By Lisa Qian
If there’s one thing a visitor to South Korea needs to know about the food, it’s that the definition of “spicy” can and will differ from the American foray into piquancy. I learned this the hard way, when, upon taking one bite of my first meal in Seoul, a bowl of seafood bibimbap, I felt both my eyes and nose run before I could frenziedly gulp down half a glass of water.
Whether it’s kimchi or bean paste, Korean food is spiced liberally, making it almost inedible for the novice diner. Heed warnings from the waitstaff.
All sit-down restaurants will begin with banchan, the Korean equivalent of appetizers. What’s served differs, but a near-guarantee is kimchi, followed by tofu and pickled vegetables. Typically, banchan dishes are robustly flavored, so they’re best eaten with rice.
Korean barbecue is available stateside, but having it in Korea, of course, is an entirely different experience. With plates upon plates of raw meat, seafood, mushrooms, noodles and vegetables, there’s a plethora of options to dunk into the boiling hotpot broth. All cooks fairly quickly–the beef shrivels within seconds, an indication that it’s ready–and has been infused with the broth’s flavor. Bibimbap is another staple. Essentially a rice bowl with vegetables, meat and flavoring paste, the ingredients are left to the diner to mix into a thick paste. There are usually several options—pork, beef, vegetarian or seafood.

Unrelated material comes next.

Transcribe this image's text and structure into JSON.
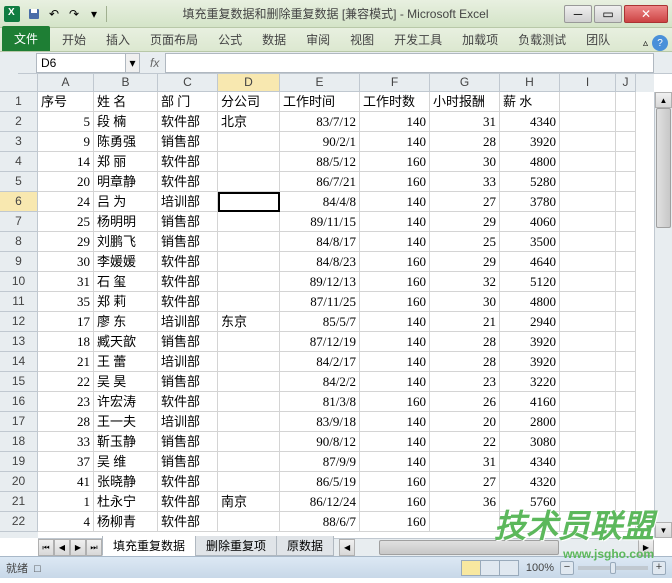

Beyond traditional restaurants, never underestimate the quality of markets, cafes and food courts. A trip to Seoul wouldn’t be complete without a visit to a café, especially since café culture dominates the city. The Gangnam district is a café hotspot in particular, per Psy’s hit single, and there is enough selection there to satisfy virtually anyone. Café themes range from studying, essentially a library, but with waitresses who bring tea or coffee every hour, to Hello Kitty to canine friends (yes, there are dogs waiting to be petted). In the summer, when the weather makes it uncomfortable to down hot drinks, try “ade,” sparkling water combined with mashed fruit and sometimes a hint of added sugar. It’s delicious and refreshing, perfect for rejuvenation on a 90-degree day. Ade is served in both cafes and street markets and flavors include strawberry, mango and whatever fruits are seasonally available.
Public markets are another excellent place to sample Korean food. Most of Seoul’s markets have at least one section dedicated to food—beyond the seeming messiness of the place, in a makeshift tent or sitting on plastic stools, one can enjoy perhaps the tastiest of meals. Seafood pancakes, for example, consisting of thick fried dough, green onions, squid and other options, are delicious and the chef makes them fresh, frying them on large hotplates.
Visiting Korea is an easy way to gain a few pounds, but the best part of dining is that those pounds will go straight to the soul.
Lisa Qian ’19 is a freshman in Silliman College. Lisa can be reached at email@example.com